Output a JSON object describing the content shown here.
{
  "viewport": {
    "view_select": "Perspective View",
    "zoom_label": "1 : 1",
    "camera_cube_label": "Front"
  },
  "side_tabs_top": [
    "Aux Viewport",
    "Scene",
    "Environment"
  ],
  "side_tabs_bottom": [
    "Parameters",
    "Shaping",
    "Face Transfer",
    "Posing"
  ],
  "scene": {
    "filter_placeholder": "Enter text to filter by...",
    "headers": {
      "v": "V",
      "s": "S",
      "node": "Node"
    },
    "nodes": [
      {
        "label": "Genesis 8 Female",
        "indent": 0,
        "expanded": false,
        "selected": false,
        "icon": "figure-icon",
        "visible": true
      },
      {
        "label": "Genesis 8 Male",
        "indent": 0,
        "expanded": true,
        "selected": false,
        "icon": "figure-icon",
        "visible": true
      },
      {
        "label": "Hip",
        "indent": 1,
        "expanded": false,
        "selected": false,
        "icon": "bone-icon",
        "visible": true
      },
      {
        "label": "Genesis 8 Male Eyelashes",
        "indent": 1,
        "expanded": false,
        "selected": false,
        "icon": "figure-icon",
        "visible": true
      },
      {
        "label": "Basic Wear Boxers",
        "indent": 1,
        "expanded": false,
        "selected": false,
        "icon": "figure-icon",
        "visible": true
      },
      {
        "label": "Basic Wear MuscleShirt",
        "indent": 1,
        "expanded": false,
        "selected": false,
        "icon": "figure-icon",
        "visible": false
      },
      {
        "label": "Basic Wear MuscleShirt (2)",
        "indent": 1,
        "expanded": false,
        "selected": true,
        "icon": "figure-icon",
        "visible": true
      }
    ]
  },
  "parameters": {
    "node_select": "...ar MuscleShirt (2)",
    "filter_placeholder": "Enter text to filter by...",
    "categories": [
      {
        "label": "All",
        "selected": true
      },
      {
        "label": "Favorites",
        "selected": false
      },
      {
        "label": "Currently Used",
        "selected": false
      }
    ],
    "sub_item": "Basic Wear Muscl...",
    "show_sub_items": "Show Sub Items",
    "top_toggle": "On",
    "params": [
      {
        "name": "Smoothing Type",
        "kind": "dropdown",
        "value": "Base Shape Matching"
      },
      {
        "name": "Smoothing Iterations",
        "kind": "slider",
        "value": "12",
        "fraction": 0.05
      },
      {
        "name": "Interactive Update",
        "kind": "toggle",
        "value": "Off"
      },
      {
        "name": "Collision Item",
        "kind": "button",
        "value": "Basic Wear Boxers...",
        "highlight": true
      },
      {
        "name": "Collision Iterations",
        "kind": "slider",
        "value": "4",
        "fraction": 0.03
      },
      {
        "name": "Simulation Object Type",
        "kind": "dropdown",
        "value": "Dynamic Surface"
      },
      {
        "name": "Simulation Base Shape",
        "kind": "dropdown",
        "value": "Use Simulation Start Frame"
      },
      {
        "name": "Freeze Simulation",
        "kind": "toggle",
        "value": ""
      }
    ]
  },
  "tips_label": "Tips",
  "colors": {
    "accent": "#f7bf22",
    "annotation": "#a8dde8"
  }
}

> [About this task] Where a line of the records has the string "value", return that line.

> [Answer below]
        "value": "Base Shape Matching"
        "value": "12",
        "value": "Off"
        "value": "Basic Wear Boxers...",
        "value": "4",
        "value": "Dynamic Surface"
        "value": "Use Simulation Start Frame"
        "value": ""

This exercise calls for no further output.